DO NOT TEXT AND DRIVE: Avoid Distractions to Avoid a Virginia Automobile Accident

Police are noticing an increase in distracted drivers on Virginia’s roads, more specifically, drivers who text while driving. Texting while driving has become a major problem across Virginia and the United States as a whole, leading to an increase in related automobile accident injuries and fatalities. A Virginia ban on texting while driving, which took effect about three months ago, seems to have had little effect on the incidence of driving and texting.

The issue of texting while driving has caught the attention of the United States government as well. President Barack Obama signed an order last week which banned federal employees from texting while driving in federally owned vehicles or while on official government business.

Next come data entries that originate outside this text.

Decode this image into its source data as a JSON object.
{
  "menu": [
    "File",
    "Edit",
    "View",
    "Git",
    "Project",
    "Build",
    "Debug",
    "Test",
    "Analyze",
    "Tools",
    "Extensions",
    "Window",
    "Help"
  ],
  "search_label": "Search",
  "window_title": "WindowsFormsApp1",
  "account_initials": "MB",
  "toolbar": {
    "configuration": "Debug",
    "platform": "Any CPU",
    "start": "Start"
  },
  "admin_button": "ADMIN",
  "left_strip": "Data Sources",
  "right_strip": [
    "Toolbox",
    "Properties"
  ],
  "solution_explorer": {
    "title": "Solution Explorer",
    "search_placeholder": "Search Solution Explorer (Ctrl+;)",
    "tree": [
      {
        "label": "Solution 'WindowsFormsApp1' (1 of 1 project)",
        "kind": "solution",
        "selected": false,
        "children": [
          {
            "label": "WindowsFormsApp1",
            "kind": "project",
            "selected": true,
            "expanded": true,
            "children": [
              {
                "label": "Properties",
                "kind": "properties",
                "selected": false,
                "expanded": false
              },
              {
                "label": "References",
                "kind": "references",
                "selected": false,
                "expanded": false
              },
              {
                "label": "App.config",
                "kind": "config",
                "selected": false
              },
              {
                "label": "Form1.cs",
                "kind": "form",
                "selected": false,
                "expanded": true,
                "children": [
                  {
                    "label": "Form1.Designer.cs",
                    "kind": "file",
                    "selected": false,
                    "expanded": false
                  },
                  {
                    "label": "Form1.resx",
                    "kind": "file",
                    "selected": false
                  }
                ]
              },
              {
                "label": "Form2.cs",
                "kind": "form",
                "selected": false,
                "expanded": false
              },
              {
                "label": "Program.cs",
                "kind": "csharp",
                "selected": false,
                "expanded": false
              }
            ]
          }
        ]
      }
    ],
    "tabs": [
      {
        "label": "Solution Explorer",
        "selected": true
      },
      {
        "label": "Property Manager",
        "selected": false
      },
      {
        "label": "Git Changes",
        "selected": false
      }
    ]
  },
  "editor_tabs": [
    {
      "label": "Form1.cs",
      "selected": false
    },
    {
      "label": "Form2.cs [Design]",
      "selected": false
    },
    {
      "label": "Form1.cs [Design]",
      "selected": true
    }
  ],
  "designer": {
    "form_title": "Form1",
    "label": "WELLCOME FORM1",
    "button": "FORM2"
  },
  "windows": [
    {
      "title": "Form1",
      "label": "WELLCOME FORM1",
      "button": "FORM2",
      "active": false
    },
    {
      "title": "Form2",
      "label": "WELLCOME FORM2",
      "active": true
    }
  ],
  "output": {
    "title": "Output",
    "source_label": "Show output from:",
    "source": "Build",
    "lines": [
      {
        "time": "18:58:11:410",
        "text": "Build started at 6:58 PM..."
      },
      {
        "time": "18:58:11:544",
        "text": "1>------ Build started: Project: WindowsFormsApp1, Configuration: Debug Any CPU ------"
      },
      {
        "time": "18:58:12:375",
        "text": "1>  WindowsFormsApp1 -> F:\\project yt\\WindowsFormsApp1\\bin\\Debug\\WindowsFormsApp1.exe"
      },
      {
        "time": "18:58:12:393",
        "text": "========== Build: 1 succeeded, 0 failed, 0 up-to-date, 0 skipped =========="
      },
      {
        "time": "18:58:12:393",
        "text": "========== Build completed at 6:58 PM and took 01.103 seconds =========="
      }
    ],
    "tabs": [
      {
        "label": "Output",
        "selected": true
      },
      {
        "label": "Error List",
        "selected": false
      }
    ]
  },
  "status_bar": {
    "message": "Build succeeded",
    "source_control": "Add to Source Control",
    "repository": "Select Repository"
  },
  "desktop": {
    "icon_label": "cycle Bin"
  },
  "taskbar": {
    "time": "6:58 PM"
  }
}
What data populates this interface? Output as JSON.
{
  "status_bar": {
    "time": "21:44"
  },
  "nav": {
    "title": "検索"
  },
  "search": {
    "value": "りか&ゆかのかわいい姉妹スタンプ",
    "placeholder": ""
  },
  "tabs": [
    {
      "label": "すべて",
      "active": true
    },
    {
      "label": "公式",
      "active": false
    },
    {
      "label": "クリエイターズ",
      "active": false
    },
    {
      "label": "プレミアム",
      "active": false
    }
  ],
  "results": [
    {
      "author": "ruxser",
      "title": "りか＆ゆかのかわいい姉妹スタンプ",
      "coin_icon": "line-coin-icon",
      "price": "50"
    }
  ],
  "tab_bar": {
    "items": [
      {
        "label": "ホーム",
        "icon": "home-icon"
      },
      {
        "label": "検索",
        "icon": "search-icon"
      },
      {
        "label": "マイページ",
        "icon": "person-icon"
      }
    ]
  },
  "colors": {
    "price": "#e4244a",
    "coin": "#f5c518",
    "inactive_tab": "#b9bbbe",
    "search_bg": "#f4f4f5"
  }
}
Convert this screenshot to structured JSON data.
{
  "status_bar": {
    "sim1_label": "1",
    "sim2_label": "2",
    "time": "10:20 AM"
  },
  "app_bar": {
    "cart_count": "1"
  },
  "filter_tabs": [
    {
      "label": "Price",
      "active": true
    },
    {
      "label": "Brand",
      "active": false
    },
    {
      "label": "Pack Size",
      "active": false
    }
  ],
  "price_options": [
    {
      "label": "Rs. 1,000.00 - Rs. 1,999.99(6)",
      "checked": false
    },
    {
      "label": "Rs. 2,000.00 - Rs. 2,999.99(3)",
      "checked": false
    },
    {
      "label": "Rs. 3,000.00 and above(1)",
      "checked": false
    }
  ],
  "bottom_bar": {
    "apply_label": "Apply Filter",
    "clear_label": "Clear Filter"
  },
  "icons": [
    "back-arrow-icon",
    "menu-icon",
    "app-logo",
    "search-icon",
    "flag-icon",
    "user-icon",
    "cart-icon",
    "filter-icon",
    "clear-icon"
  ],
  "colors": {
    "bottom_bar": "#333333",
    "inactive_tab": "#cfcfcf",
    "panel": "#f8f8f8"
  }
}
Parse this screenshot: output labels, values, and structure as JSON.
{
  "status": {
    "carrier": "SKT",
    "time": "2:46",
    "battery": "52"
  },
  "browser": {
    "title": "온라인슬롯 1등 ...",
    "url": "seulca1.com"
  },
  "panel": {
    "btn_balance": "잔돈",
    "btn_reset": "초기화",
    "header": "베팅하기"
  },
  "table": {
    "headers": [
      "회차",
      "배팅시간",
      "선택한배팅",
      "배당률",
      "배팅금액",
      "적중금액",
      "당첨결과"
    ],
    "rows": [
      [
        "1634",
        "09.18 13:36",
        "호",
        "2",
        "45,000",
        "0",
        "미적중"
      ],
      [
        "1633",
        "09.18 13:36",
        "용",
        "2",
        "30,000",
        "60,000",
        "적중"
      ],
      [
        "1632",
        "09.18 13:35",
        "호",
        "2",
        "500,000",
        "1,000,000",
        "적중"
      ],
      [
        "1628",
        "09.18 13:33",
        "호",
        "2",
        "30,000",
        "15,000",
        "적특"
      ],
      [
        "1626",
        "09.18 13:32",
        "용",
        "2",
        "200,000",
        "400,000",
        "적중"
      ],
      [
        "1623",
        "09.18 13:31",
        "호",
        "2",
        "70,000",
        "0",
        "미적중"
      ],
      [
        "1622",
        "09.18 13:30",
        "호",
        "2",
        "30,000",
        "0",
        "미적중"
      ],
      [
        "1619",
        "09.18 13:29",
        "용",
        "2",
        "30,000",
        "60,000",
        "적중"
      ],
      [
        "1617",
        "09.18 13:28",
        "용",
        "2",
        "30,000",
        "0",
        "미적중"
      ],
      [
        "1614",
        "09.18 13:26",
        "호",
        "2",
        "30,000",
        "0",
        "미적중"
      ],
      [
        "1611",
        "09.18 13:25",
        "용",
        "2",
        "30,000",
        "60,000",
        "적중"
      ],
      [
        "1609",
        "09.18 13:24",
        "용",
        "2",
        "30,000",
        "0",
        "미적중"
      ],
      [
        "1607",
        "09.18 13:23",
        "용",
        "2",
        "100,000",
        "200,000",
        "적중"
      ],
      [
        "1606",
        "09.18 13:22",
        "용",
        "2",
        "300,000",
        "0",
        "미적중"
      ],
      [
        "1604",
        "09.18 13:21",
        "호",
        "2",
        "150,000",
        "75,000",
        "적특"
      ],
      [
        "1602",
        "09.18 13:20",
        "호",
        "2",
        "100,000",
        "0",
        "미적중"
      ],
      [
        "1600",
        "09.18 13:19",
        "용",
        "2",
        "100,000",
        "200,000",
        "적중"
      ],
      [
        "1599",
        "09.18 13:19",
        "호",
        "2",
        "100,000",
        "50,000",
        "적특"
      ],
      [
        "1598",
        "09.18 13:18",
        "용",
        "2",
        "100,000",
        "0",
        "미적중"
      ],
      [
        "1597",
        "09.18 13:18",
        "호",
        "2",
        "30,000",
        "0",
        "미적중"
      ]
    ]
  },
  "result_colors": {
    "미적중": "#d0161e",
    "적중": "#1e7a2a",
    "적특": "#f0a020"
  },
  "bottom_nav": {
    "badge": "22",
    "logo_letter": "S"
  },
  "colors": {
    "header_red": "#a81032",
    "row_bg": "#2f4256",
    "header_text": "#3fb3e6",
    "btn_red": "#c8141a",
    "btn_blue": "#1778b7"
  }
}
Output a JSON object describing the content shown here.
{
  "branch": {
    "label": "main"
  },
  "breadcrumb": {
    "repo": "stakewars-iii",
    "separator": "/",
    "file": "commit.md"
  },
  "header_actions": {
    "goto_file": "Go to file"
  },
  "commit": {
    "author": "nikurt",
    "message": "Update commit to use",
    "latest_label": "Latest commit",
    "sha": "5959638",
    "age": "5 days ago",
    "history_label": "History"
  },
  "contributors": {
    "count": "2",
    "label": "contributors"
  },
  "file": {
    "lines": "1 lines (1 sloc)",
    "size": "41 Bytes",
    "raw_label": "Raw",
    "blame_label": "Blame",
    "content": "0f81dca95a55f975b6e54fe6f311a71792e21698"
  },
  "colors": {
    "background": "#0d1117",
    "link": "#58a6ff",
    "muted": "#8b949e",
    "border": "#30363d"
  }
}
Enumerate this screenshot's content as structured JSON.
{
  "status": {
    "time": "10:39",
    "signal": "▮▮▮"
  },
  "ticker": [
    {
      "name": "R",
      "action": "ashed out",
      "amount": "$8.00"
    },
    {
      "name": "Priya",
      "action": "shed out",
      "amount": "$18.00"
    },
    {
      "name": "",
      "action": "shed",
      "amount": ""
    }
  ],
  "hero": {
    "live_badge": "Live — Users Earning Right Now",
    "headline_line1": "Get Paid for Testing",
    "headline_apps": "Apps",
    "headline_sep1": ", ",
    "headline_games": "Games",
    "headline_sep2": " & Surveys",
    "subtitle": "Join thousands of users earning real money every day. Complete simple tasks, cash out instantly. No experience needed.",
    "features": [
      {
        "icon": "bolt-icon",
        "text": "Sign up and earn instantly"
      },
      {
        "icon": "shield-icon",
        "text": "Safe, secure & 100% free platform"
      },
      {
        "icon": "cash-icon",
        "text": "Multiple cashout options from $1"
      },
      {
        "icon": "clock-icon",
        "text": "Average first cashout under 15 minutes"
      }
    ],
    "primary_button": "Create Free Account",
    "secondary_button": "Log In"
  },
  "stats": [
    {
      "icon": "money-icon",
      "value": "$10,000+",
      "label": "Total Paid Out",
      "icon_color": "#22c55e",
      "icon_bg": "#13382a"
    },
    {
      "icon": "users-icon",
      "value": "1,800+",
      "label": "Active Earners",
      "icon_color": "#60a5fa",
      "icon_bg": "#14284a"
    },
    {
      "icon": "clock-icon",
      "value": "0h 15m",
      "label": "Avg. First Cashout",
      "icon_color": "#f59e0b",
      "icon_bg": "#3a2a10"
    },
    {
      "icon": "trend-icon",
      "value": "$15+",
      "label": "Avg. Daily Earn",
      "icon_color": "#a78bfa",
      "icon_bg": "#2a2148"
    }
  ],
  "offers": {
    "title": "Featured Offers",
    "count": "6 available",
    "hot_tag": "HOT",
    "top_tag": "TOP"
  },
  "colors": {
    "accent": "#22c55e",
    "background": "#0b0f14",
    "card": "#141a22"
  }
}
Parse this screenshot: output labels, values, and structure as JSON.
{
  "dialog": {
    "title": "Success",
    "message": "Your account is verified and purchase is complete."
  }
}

U.S. Transportation Secretary Ray LaHood stated that “distracted driving should become as socially unacceptable as drunken driving” at a two day summit in Washington, devoted to distracted driving.

The Department of Transportation reported in 2008 that “5,870 people were killed and 515,000 were injured last year in crashes where at least one form of driver distraction was reported. Driver distraction was involved in 16 percent of all fatal crashes last year and was prevalent among young drivers.” These statistics are encouraging a movement in Congress towards the support of a nationwide ban on texting while driving.

The Virginia Tech Transportation Institute observed actual car and truck drivers on Virginia’s highways. The results of the study, published in July, showed that texting behind the wheel made Virginia automobile accidents 23 times more likely to occur. In 2008, Virginia introduced its “Virginia Highway Safety Challenge” to address concerns such as those implied by the Virginia Tech study. The Challenge encourages drivers to buckle up, share the road, avoid distractions, drive drug and alcohol free and obey the speed limits to avoid personal injury and death as a result of Virginia automobile accidents.

As a Virginia automobile accident injury attorney, I strongly encourage you, as a Virginia driver, to refrain from texting behind the wheel. The New York Times has developed an activity called “Gauge your Distraction” with the goal of educating drivers as to the dangers of texting behind the wheel. Click here to give it a try. This activity illustrates just how easy it is to get in an automobile accident when driving while distracted.

As always, drivers must practice defensive driving to avoid getting in an automobile accident with a texting driver. Texting drivers will often drive in a manner similar to that of drunk drivers. Make sure that you pay close attention to drivers who are driving significantly higher or lower than the speed limit or have a hard time maintaining a direct line of travel. If you are seriously in a Virginia automobile accident with a texting driver, make sure you talk to an attorney who can inform you of your rights.